An estimated 750 million people tuned in from all around the world to watch the wedding of the century between Prince Charles and Lady Diana Spencer. But in stark contrast to the lavish celebrations, topping the charts was The Specials’ brilliantly unsettling track ‘Ghost Town’, which spoke of urban decay and unrest in inner cities.
The birth of Prince William – 1982
The next direct heir to the throne arrived in the world on 21 June 1982, as Adam Ant rocked out to ‘Goody Two Shoes’. Maybe a slightly random track at first glance, but think of it this way: this wouldn’t have been number one when Harry was born.
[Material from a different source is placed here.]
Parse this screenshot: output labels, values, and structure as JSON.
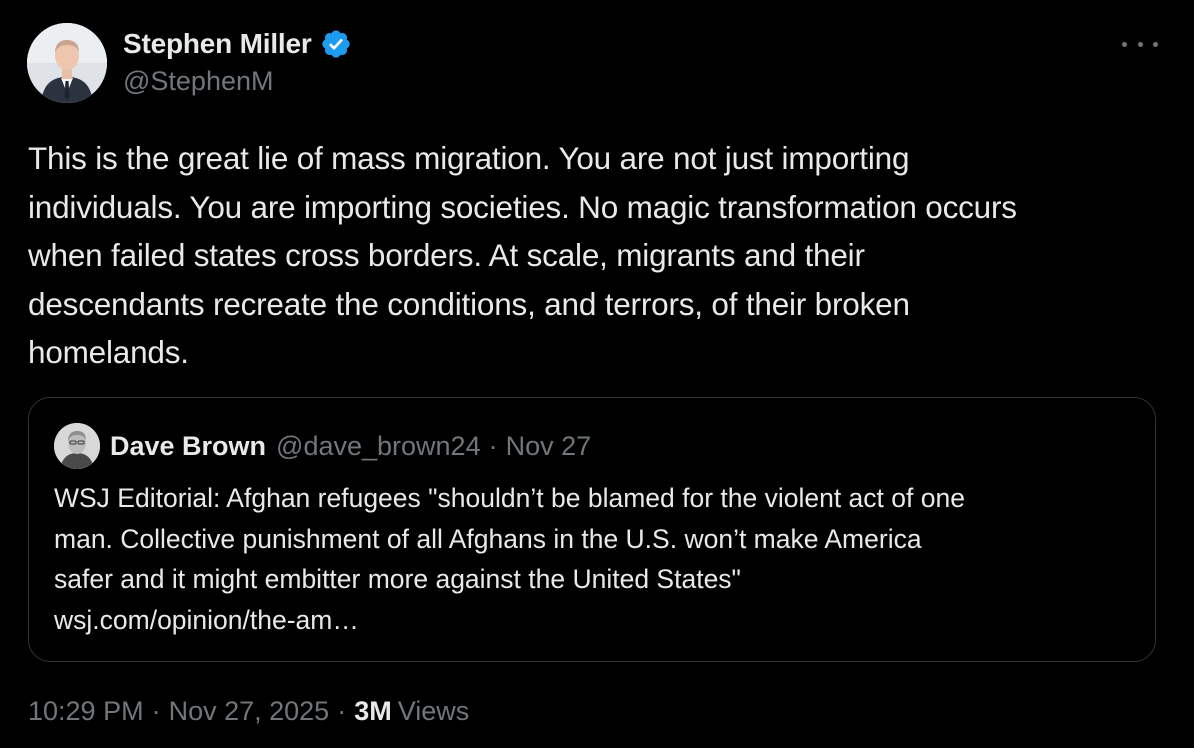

Diana’s funeral – 1997
Although ‘Men In Black’ by Will Smith was still on top when the nation mourned the unexpected and tragic death of Princess Diana, Elton John’s ‘Candle In The Wind’ took over later in the month – and stayed in the top spot for five weeks.
The Golden Jubilee – 2002
No one wanted to talk during the Jubilee celebrations, apparently. Picking up where Rod Stewart left off during the Silver Jubilee, JXL’s remix of Elvis Presley’s ‘A Little Less Conversation’ was number one as the nation marked fifty years of Queen Elizabeth II’s reign with the Golden Jubilee.
The Queen’s 80th birthday – 2006
Queen Elizabeth’s 80th birthday was marked by several special events, including a literature-themed Party at the Palace to which 2,000 children were invited. Meanwhile, ‘Crazy’ by Gnarls Barkley was celebrating a long life at number one, clinging on to the top spot for nine weeks in total.
William and Kate are married – 2011
The enormous event was broadcast to 180 different countries and spawned street parties all around the UK. Much of the affair was public, but the wedding party did retire at the end of the day to have a private celebration within the walls of Buckingham Palace. Whilst the evening’s playlist has not been shared, we can assume it included that week’s number one – ‘Party Rock Anthem’ by LMFAO, Lauren Bennet & GoonRock.
The Diamond Jubilee – 2012
The Queen celebrated 60 years on the throne with her Diamond Jubilee – and fun. along with Janelle Monáe quite meanly rubbed their youth in her face. ‘We Are Young’ sat at the top of the charts as street party fever swept the nation for the second summer running.
The London Olympics – 2012
Her Majesty got in on the fun at the London Olympics opening ceremony, participating in a sketch with Daniel Craig as James Bond. As the Queen officially declared the games open and the world turned its eyes to London’s red phone boxes, Maroon 5 and Wiz Khalifa found themselves stood at a ‘Payphone’.
The birth of Prince George – 2013
We couldn’t have picked a more inappropriate number one here if we’d tried. Unfortunately for everyone, the song that welcomed Prince George into the world was Robert Thicke, T.I. and Pharrell Williams’ ‘Blurred Lines’.
Queen Elizabeth II becomes the longest reigning monarch – 2015
Sometimes, however, the stars align. Queen Elizabeth II overtook Queen Victoria on 9 September 2015 to become the longest reigning British monarch. The track at number one when she pulled ahead? Rachel Platten’s ‘Fight Song’.
The Queen’s 90th birthday – 2016
As the Queen celebrated her 90th birthday, Drake, Wizkid & Kyla kept us all in the party mood with ‘One Dance’, which spent an extraordinary 15 weeks at number one in the summer of 2016.
The Sapphire Jubilee – 2017
The Queen became the first British monarch to celebrate a Sapphire Jubilee in February 2017, reaching a milestone 65 years on the throne. She spent the day quietly celebrating with family at Sandringham, and probably also listening to ‘Shape Of You’ by Ed Sheeran, which held out at the top of the charts for pretty much the entire first quarter of that year.
Harry and Meghan are married – 2018
The match between Prince Harry and biracial American actress Meghan Markle signaled to many that the monarchy was entering a new, more modern era. Some 1.9 billion people tuned in to watch around the world, and number one on the charts was romantic dance track ‘One Kiss’ by Calvin Harris & Dua Lipa.
Platinum Jubilee – 2022
As the nation prepares to celebrate the seventieth year of Queen Elizabeth II’s reign, Harry Styles is still sat comfortably in No.1 with nostalgic track ‘As It Was’. In light of the occasion, is it too much to hope that Her Majesty may participate in the Tik Tok trend that sees users posting throwback pictures to the sound? Yes, yes it is.